Imperial College London


Faculty of Natural SciencesDepartment of Physics

Senior Lecturer



+44 (0)20 7594 7719james.mcginty




621Blackett LaboratorySouth Kensington Campus






BibTex format

author = {Marcu, L and French, PMW and Elson, DS},
doi = {10.1201/b17018},
title = {Preface},
url = {},
year = {2014}

RIS format (EndNote, RefMan)

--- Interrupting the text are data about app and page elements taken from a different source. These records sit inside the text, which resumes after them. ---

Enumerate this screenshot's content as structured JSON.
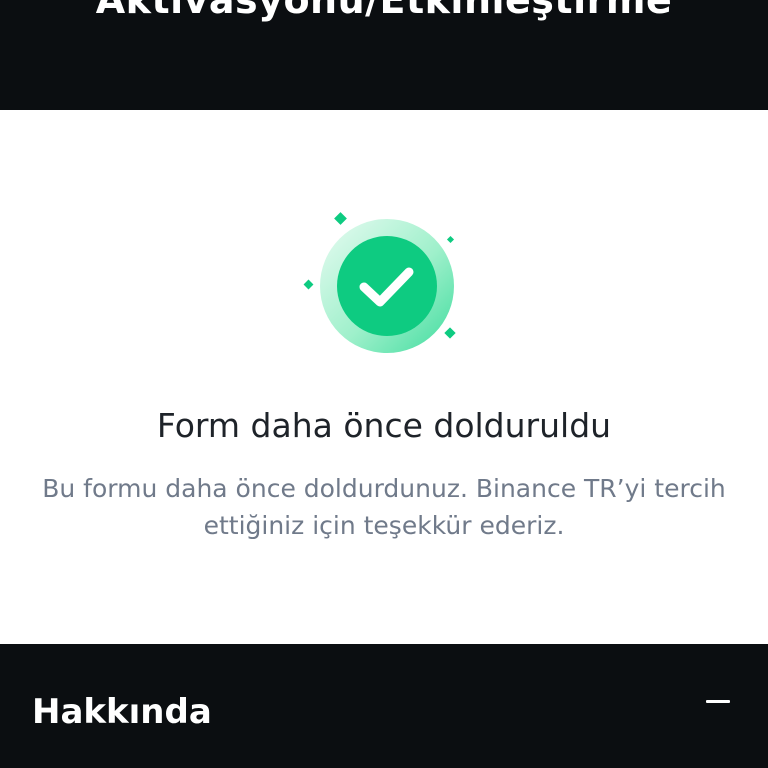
{
  "header": {
    "title": "Aktivasyonu/Etkinleştirme"
  },
  "status": {
    "icon": "check-circle-icon",
    "title": "Form daha önce dolduruldu",
    "description": "Bu formu daha önce doldurdunuz. Binance TR’yi tercih ettiğiniz için teşekkür ederiz.",
    "accent_color": "#0ecb81"
  },
  "accordion": {
    "label": "Hakkında",
    "toggle_icon": "minus-icon"
  }
}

AB - © 2015 by Taylor & Francis Group, LLC. Wide-field time-gated fluorescence lifetime imaging (FLIM) essentially entails illuminating a sample with an ultrashort pulse of excitation radiation and sampling the resulting time varying fluorescence “image” following excitation by acquiring a series of gated fluorescence intensity images recorded at different relative delays with respect to the excitation pulse. This is represented schematically in Figure 8.1. In the simplest case, a map of the mean fluorescence decay times across the field of view is obtained. If the sampling of the fluorescence decay profiles is appropriately detailed, then the entire fluorescence decay profile for each image pixel can be acquired, and the resulting data set can be fitted to complex temporal decay models. For example, a double exponential decay model is frequently used to analyze data from Förster resonant energy transfer (FRET) experiments. The acquisition of time-gated fluorescence intensity images requires a 2-D detector, normally a charge-coupled device (CCD) camera, and some kind of fast “shutter” able to sample fluorescence decay profiles on subnanosecond timescales. Such a “shutter” function cannot be provided by mechanical means or yet by electronic circuitry and is typically provided by optical image intensifiers whose gain can be modulated by varying the applied voltage.
AU - Marcu,L
AU - French,PMW
AU - Elson,DS
DO - 10.1201/b17018
PY - 2014///
SN - 9781439861677
TI - Preface
UR -
ER -